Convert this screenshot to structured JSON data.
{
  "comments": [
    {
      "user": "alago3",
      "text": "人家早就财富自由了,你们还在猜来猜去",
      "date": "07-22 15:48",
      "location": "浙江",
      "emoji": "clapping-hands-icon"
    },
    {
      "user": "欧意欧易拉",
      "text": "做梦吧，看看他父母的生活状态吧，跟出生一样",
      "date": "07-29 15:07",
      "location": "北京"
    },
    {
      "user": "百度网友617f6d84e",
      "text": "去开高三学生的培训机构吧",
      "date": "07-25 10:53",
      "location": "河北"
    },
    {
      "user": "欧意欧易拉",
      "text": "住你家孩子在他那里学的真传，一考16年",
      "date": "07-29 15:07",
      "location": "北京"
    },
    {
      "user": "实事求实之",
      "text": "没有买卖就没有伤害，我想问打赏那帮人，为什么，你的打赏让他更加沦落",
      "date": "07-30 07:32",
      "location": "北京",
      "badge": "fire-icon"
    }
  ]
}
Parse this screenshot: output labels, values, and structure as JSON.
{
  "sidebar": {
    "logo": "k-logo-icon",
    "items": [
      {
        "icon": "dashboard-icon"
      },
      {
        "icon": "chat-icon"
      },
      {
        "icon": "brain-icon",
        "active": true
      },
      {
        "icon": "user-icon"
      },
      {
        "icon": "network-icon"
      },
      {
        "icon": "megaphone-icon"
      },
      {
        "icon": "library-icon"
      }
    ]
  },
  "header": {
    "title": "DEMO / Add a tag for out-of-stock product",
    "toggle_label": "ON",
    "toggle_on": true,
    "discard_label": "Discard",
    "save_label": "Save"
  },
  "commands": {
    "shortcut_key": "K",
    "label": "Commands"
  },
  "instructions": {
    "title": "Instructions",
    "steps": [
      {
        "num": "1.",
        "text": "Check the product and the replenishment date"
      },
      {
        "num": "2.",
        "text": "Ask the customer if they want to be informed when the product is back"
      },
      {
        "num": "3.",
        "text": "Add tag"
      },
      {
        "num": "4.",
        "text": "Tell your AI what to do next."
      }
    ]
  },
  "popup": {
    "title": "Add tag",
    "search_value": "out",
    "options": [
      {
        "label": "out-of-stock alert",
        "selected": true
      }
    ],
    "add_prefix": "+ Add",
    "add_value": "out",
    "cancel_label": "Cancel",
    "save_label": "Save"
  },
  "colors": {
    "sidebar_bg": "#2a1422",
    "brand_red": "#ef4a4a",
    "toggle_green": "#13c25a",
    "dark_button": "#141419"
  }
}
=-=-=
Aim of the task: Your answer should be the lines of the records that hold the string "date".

Solution for this task:
      "date": "07-22 15:48",
      "date": "07-29 15:07",
      "date": "07-25 10:53",
      "date": "07-29 15:07",
      "date": "07-30 07:32",
        "text": "Check the product and the replenishment date"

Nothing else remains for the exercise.